**Action item**
Scan the data for "января" and copy each matching line.

*** Opening Supplied material ***

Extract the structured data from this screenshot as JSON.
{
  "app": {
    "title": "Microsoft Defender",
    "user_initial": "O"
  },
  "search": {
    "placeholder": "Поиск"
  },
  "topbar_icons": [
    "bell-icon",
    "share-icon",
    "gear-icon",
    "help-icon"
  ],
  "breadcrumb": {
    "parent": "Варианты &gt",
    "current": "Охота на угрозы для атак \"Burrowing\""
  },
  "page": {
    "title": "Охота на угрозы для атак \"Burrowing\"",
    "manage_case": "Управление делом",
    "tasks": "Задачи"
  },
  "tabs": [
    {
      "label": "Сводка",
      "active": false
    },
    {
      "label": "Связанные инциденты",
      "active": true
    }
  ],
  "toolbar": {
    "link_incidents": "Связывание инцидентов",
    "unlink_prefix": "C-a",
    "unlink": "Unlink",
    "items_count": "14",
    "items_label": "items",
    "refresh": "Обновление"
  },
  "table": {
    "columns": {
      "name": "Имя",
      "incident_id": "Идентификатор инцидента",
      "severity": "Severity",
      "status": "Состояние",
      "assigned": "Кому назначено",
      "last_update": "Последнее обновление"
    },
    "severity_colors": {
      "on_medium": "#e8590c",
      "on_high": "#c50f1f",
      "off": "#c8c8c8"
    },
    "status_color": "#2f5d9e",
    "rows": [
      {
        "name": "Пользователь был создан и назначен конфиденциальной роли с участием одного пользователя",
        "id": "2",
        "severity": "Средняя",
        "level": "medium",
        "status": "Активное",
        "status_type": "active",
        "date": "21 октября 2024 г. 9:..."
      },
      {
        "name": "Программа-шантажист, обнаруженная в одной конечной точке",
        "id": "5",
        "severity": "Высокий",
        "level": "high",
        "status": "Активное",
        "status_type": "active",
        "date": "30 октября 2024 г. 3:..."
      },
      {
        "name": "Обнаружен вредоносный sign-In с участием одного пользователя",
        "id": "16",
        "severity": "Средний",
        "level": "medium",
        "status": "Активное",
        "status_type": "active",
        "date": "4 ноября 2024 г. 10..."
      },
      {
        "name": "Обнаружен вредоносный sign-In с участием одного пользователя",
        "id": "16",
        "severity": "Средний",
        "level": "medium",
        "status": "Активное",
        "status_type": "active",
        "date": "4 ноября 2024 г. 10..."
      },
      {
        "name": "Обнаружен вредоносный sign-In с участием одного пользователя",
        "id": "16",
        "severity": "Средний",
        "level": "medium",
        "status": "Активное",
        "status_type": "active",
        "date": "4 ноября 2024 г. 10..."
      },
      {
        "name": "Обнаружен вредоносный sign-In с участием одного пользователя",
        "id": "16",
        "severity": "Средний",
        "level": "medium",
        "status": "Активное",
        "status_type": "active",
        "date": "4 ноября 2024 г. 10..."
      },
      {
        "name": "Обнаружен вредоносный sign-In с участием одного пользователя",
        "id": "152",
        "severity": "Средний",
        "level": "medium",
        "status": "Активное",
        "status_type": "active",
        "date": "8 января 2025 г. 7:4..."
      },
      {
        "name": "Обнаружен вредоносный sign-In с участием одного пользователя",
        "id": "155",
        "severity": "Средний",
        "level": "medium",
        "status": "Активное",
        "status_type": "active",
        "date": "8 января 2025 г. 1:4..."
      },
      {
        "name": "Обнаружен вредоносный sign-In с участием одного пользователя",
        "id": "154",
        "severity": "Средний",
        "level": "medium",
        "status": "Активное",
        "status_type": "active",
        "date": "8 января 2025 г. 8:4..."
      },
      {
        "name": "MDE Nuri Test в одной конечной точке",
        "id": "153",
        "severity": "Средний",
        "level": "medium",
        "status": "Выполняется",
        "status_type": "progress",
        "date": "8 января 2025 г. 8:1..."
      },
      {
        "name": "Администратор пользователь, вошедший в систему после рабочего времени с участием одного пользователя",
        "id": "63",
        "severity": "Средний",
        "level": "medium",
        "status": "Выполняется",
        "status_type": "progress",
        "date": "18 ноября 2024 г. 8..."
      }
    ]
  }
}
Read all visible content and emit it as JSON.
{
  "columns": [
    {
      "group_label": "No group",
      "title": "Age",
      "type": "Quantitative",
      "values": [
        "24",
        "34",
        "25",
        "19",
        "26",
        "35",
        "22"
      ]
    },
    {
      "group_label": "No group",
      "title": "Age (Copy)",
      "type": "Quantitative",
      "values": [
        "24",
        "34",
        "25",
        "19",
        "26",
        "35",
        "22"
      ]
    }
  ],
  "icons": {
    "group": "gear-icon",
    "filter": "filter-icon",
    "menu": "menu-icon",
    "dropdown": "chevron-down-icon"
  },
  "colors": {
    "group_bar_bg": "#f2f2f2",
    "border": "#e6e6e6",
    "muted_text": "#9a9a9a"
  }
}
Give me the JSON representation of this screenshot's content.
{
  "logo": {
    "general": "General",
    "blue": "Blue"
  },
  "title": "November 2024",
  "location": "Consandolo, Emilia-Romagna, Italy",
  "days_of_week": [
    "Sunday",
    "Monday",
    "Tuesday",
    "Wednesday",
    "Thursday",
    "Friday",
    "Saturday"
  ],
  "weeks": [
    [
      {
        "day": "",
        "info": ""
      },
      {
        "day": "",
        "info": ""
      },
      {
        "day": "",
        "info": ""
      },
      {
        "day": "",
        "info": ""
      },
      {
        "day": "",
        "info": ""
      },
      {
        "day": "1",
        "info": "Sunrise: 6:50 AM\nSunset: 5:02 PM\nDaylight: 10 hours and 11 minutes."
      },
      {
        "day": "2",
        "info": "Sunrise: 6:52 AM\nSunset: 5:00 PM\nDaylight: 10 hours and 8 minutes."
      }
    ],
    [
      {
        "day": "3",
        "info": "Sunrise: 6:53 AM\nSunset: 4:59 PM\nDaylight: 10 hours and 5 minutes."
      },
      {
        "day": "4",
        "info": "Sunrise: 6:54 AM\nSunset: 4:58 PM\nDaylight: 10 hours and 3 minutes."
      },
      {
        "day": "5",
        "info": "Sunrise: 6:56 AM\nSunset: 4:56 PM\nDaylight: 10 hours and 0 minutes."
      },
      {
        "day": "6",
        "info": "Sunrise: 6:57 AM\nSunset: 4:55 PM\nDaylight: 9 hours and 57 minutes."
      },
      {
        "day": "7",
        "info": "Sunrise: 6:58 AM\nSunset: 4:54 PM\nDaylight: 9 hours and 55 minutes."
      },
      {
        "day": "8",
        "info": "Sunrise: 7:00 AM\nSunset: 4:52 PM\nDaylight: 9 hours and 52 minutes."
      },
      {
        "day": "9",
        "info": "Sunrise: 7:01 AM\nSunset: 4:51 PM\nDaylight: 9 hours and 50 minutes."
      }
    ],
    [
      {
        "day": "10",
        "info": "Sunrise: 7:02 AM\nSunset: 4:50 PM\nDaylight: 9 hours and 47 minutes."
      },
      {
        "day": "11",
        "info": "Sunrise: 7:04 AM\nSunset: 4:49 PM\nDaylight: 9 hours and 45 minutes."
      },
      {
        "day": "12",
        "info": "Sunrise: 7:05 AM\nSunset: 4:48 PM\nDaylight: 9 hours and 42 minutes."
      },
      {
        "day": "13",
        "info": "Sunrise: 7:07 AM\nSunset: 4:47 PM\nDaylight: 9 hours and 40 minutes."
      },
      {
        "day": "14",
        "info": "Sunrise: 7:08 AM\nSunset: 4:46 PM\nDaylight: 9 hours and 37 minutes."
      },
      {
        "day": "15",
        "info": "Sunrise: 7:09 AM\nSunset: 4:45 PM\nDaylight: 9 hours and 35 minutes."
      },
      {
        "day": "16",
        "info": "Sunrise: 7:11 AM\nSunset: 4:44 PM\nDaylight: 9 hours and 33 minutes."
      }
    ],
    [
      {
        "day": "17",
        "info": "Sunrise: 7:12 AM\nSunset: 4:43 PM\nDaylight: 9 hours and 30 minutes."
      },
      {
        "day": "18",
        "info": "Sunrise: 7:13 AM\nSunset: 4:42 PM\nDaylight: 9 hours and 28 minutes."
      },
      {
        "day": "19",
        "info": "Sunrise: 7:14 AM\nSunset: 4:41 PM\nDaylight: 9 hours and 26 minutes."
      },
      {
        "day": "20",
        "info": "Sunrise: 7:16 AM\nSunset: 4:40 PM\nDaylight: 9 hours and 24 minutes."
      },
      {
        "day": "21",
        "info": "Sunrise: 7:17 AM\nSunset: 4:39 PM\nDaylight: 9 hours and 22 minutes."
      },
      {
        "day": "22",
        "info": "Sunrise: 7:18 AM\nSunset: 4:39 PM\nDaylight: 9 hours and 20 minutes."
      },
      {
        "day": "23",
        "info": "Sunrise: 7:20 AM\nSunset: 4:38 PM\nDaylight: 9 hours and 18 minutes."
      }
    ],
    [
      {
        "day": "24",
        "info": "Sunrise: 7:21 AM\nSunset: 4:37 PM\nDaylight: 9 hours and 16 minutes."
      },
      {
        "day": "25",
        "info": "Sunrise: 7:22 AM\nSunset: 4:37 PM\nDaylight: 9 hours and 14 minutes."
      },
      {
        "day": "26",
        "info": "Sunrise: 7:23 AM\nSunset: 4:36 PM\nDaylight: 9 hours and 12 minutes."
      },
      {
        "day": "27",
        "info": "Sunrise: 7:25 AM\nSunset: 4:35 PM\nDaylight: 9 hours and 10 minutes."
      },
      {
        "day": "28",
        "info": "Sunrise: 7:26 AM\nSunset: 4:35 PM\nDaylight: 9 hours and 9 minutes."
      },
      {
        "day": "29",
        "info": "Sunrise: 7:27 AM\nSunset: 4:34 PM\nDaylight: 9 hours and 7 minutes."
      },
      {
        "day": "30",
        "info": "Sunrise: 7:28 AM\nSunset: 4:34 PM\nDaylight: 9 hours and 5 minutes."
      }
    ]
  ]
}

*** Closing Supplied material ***

**Answer space**
        "date": "8 января 2025 г. 7:4..."
        "date": "8 января 2025 г. 1:4..."
        "date": "8 января 2025 г. 8:4..."
        "date": "8 января 2025 г. 8:1..."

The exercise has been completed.